BALTIMORE (WJZ)—Get ready for even higher bills. This week, several major companies say they’re hiking prices to make up for the rising cost of gas.
Adam May reports you’re about to feel the impact.READ MORE: READ IT: Baltimore Mayor Brandon Scott Releases 3-Pillar City Crime Plan Friday
Brace yourself the next time you head to supermarket. Grocery shopping is getting more expensive, and gas is getting the blame.
Beef and pork prices are expected to rise 6-8 percent this year, fruits and vegetables up 5 percent, cereals and grains up more than 4 percent. Others products from shampoo to toilet paper are climbing, too.
“Ridiculous,” said one consumer. That’s the feeling among many now stuck paying at least $4 a gallon for gas.
“It kills my budget; it soaks up a lot of my money,” said a Maryland driver.
And even more frustrating for drivers: Major oil companies announce billions in record-breaking profits.
“They are just ripping us off and they’re making money off of us,” said a Maryland driver.
That’s why some Democrats are joining the president calling on Congress to end big oil subsidies–arguing repealing their tax breaks would save Americans 4 billion dollars each year.READ MORE: COVID-19 In Maryland: Nearly 300 New Cases Reported Friday, As Hospitalizations Continue To Increase
“Big oil is taking us to the cleaners every single day,” said Sen. Barbara Boxer, D-California. “We have to stand up to them.”
But many opponents and energy experts argue oil companies would simply pass on their loss to customers at the pump.
“Oil companies I don’t think are colluding to keep the prices up; they’re doing business,” said Mark Bernstein, USC Energy Institute. “And then there is this whole other set of factors who push the price up because they are buying future oil and they are worried whether oil will be there, and all those things drive the price of oil up.”
And those prices could go higher.
“We did see demand go up slightly last week, which we attribute slightly probably to the Easter holiday. It will be interesting to see what impact Memorial Day travel has,” said Ragina Averella, AAA Mid-Atlantic.
With no end sight, many personal budgets are busting.

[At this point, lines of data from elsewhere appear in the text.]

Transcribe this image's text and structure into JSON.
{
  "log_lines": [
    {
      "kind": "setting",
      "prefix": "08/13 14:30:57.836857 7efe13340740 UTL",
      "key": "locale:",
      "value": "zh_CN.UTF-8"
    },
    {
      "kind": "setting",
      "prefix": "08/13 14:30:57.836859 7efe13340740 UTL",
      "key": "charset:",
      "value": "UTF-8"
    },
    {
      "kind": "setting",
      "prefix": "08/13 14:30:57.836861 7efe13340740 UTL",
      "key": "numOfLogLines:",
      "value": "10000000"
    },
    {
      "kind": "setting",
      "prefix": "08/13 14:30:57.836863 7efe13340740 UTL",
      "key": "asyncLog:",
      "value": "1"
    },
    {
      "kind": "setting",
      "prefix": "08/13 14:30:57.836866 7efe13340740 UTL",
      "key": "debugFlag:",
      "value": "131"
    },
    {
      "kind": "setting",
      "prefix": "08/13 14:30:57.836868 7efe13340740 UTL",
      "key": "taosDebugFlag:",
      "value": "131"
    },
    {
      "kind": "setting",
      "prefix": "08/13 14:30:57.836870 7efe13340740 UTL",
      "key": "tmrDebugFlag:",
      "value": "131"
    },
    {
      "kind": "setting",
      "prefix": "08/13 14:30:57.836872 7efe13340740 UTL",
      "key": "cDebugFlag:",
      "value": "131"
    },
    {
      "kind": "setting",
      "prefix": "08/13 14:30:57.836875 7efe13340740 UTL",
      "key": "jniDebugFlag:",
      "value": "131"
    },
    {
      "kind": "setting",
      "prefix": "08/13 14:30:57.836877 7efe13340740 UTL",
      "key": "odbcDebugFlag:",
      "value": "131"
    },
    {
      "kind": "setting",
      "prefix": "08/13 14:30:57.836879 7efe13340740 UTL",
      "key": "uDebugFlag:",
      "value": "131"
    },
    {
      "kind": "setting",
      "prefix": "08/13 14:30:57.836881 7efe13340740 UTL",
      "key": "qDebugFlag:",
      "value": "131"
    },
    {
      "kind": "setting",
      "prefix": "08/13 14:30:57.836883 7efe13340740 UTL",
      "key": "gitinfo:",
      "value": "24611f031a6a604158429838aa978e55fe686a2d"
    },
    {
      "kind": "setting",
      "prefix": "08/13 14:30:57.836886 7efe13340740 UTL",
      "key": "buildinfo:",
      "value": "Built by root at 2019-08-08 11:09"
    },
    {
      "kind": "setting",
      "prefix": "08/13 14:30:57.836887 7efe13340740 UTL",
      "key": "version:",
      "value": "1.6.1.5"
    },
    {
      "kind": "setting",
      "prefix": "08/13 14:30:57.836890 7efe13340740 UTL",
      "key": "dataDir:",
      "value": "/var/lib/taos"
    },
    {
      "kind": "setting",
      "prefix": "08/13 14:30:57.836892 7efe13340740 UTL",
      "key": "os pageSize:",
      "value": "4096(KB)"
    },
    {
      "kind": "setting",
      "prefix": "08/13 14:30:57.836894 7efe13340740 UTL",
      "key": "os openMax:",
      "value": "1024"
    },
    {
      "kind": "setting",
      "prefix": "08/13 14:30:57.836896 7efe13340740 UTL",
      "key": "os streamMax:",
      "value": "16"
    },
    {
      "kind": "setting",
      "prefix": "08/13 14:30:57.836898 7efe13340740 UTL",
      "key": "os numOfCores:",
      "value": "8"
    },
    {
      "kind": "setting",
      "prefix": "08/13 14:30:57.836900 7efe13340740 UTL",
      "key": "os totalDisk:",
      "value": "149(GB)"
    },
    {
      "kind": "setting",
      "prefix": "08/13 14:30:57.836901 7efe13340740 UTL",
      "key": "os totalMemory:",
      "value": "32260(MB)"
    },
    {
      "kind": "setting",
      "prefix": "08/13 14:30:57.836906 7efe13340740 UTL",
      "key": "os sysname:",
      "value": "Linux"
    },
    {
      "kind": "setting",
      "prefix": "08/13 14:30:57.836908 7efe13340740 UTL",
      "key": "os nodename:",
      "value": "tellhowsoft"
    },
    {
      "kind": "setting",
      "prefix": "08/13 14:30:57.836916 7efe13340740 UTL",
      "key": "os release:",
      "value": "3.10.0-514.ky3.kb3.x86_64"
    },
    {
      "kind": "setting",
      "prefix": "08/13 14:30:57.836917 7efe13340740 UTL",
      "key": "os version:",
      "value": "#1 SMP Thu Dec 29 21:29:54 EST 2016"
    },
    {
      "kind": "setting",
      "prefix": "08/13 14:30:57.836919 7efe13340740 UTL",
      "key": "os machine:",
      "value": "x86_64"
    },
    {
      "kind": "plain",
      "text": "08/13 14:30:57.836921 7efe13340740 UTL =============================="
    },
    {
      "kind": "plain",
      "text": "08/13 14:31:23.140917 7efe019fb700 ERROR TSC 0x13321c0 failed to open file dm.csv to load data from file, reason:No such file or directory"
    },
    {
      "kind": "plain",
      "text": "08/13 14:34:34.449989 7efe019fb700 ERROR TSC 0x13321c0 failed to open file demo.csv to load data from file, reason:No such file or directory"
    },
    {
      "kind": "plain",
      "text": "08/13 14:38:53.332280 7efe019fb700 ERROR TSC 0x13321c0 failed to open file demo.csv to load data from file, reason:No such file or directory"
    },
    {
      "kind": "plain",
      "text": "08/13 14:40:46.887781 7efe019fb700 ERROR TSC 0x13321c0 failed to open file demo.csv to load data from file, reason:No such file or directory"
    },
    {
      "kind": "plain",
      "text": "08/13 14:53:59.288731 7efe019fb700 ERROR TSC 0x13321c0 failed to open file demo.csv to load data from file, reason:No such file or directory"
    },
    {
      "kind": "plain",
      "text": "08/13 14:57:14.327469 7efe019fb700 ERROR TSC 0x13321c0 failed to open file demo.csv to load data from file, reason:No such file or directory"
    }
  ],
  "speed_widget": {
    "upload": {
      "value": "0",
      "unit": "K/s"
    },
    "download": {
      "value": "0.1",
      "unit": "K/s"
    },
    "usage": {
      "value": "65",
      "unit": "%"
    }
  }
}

“Just try to cut back on everything you don’t need,” said one driver. “Just get the necessities and stuff that’s important.”MORE NEWS: EPA Approves Use of COVID-Fighting Antimicrobial Air Treatment Solution in Maryland
The U.S. Commerce Department says economic growth slowed in the first three months of this year while unemployment benefit requests climbed again last week.